To do
All lines of the material must be output verbatim.

BEGIN Source material

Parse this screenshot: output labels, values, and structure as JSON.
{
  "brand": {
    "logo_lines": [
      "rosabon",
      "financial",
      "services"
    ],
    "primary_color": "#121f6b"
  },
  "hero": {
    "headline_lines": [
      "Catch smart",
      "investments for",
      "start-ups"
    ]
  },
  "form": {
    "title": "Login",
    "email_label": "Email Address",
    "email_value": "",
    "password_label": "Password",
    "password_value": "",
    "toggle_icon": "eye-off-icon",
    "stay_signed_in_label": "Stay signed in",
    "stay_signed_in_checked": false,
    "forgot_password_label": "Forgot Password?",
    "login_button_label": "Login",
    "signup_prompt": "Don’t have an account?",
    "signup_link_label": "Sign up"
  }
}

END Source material

Response
Parse this screenshot: output labels, values, and structure as JSON.
{
  "brand": {
    "logo_lines": [
      "rosabon",
      "financial",
      "services"
    ],
    "primary_color": "#121f6b"
  },
  "hero": {
    "headline_lines": [
      "Catch smart",
      "investments for",
      "start-ups"
    ]
  },
  "form": {
    "title": "Login",
    "email_label": "Email Address",
    "email_value": "",
    "password_label": "Password",
    "password_value": "",
    "toggle_icon": "eye-off-icon",
    "stay_signed_in_label": "Stay signed in",
    "stay_signed_in_checked": false,
    "forgot_password_label": "Forgot Password?",
    "login_button_label": "Login",
    "signup_prompt": "Don’t have an account?",
    "signup_link_label": "Sign up"
  }
}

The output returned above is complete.